The world’s most formidable light-manufacturing machine, China, has traced a rich curriculum from which sub-Saharan Africa can learn. Chinese industrialisation is largely run by private entrepreneurs and is home to hundreds of millions of jobs. In two decades, the country’s share of global manufacturing exports rose from nearly zero to 15 per cent, and if you were to count only labour-intensive products, it counts for over 30 per cent.
So what lessons can African policymakers learn from the oriental industrial giant?
For one, China integrated itself globally, regionally and sub-nationally, by opening up borders both within and internationally. This facilitated foreign investment, new technologies, and knowledge of what other societies like and want to buy. It also called for fluid trade with countries in the immediate South-East Asian neighbourhood, to form “value chains” whereby final products are assembled from components manufactured within reach.
And of course, within China, people, capital, and ideas went wherever new export industries demanded them—primarily to the coastal areas. That kind of multidimensional integration of trade corridors seldom exist in Africa. African regions have grown in globalisation—selling commodities to other regions—but have not succeeded at “continentalisation,” that is, at letting goods and services flow from one African country to another.
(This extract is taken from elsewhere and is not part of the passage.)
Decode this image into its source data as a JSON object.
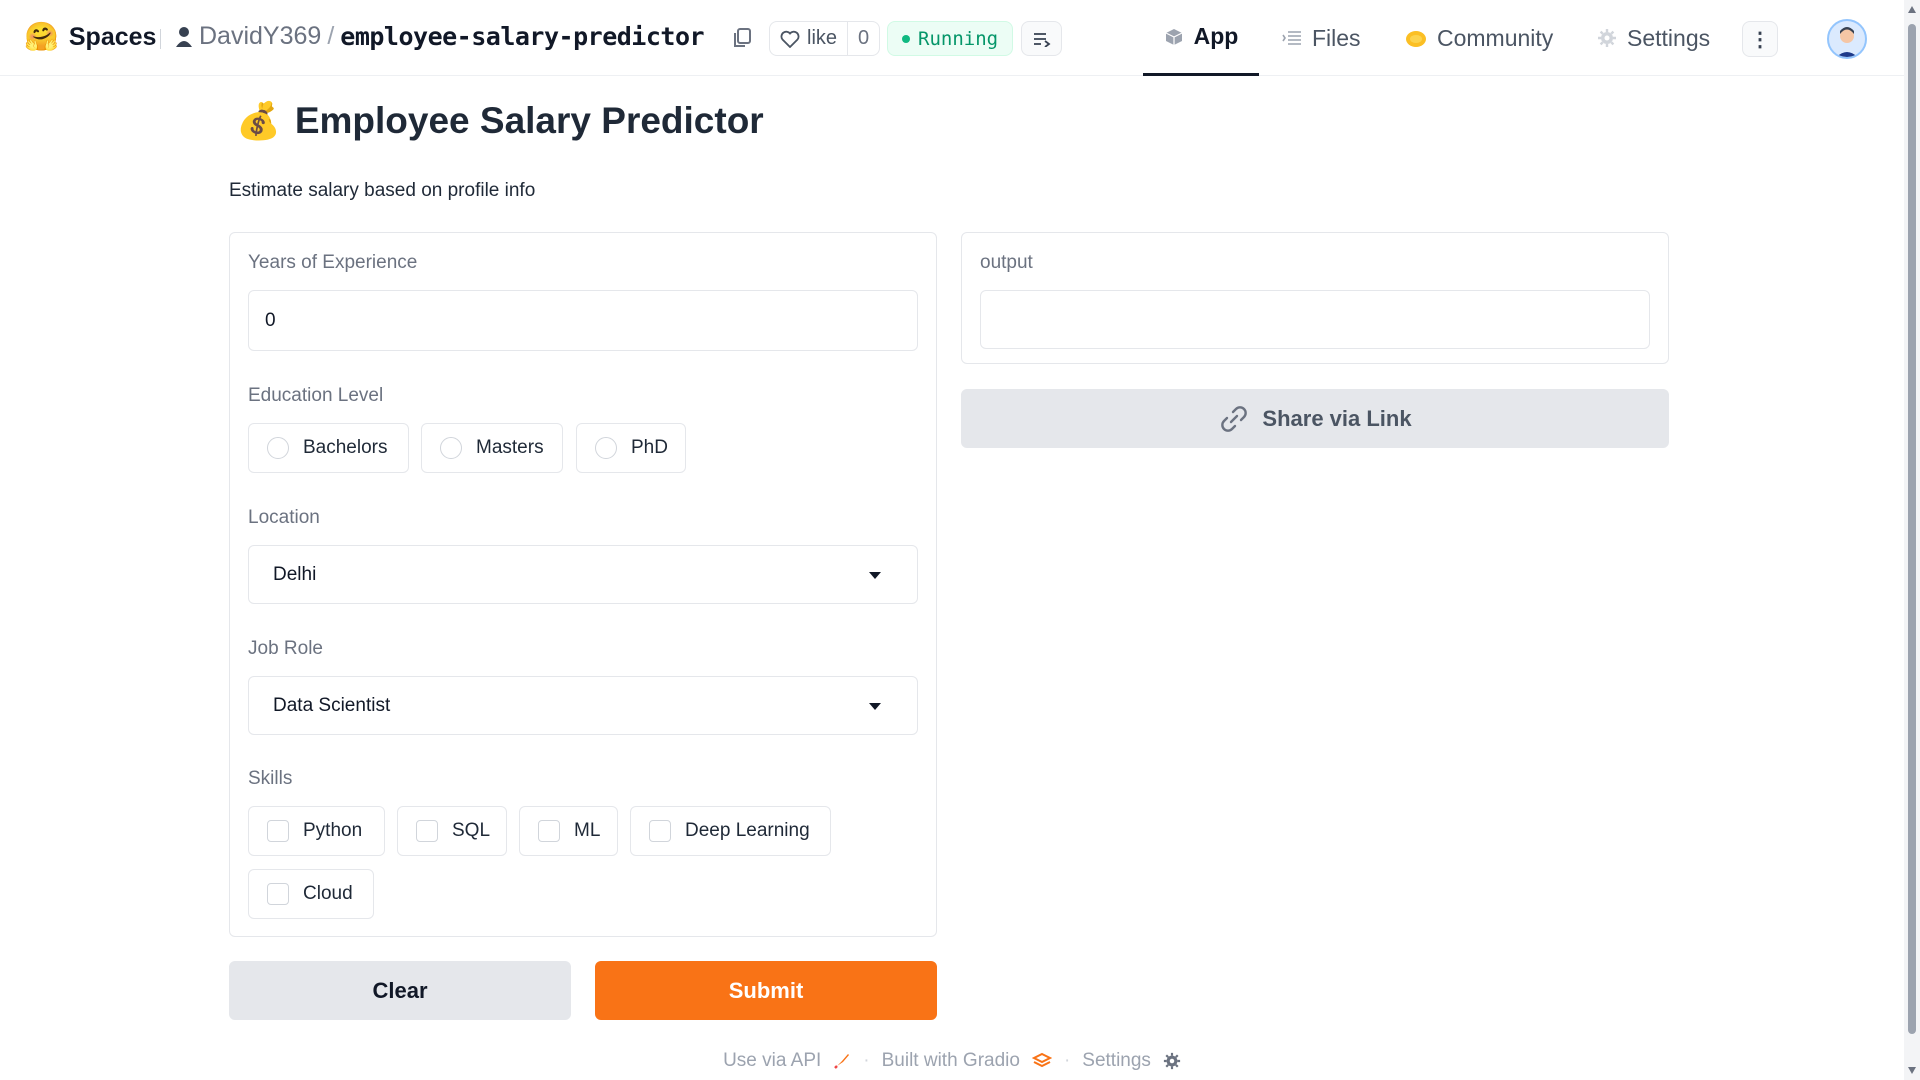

It remains a highly fragmented place, even in basic industries like food. For instance, only 10 per cent of an average African country’s exports go to another African country; the equivalent number in South-East Asia is more like 40 per cent. In other words, Africa must first defragment itself if it wants to industrialise.
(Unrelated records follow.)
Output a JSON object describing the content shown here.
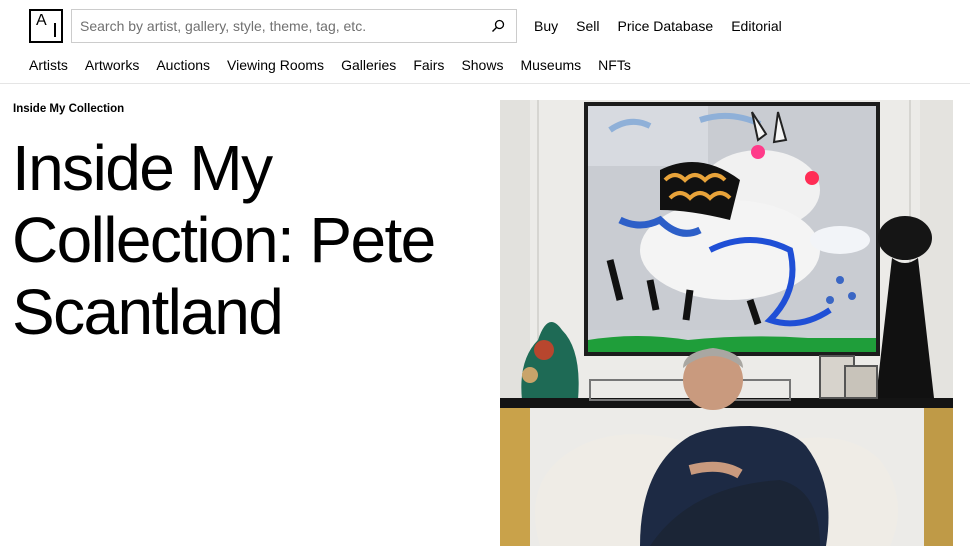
{
  "header": {
    "logo_letter": "A",
    "search": {
      "placeholder": "Search by artist, gallery, style, theme, tag, etc.",
      "value": ""
    },
    "top_links": [
      "Buy",
      "Sell",
      "Price Database",
      "Editorial"
    ]
  },
  "nav": {
    "items": [
      "Artists",
      "Artworks",
      "Auctions",
      "Viewing Rooms",
      "Galleries",
      "Fairs",
      "Shows",
      "Museums",
      "NFTs"
    ]
  },
  "article": {
    "kicker": "Inside My Collection",
    "title_lines": [
      "Inside My",
      "Collection: Pete",
      "Scantland"
    ]
  },
  "colors": {
    "text": "#000000",
    "muted": "#707070",
    "border": "#cccccc",
    "divider": "#e5e5e5"
  },
  "icons": [
    "search-icon"
  ]
}
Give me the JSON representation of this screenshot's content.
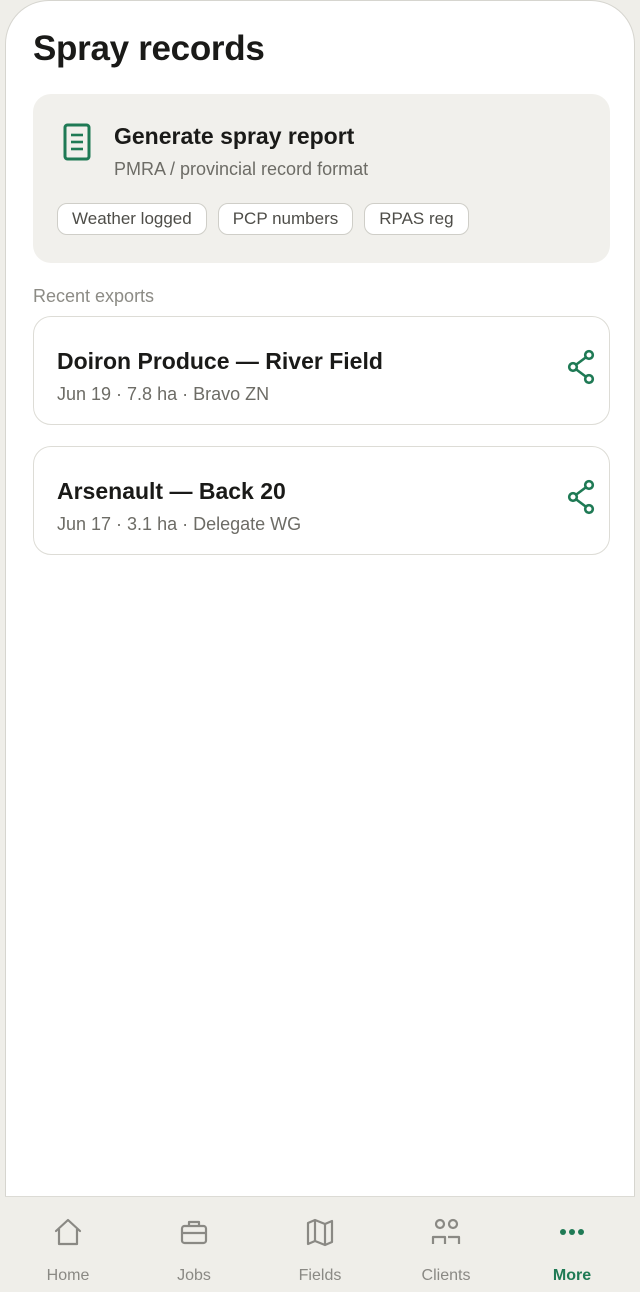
{
  "page": {
    "title": "Spray records"
  },
  "report": {
    "title": "Generate spray report",
    "subtitle": "PMRA / provincial record format",
    "chips": [
      "Weather logged",
      "PCP numbers",
      "RPAS reg"
    ]
  },
  "recent": {
    "label": "Recent exports",
    "items": [
      {
        "title": "Doiron Produce — River Field",
        "meta": "Jun 19 · 7.8 ha · Bravo ZN"
      },
      {
        "title": "Arsenault — Back 20",
        "meta": "Jun 17 · 3.1 ha · Delegate WG"
      }
    ]
  },
  "tabs": [
    {
      "label": "Home",
      "icon": "home-icon"
    },
    {
      "label": "Jobs",
      "icon": "briefcase-icon"
    },
    {
      "label": "Fields",
      "icon": "map-icon"
    },
    {
      "label": "Clients",
      "icon": "people-icon"
    },
    {
      "label": "More",
      "icon": "more-icon",
      "active": true
    }
  ],
  "colors": {
    "accent": "#1f7a55",
    "card": "#f1f0ec",
    "background": "#efeee9"
  }
}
Secondly, the Chinese government became an unwavering promoter of export-oriented private investment. Although not every project was effective, profitable, or easy to administer transparently, the single-mindedness of it became a magnet for private investors. Few African countries today can show that kind of strategic clarity. Even fewer have achieved a level of government decentralisation where local officials have the power, the means, or the institutional capacity to lead development policy. Devolution remains a pending agenda.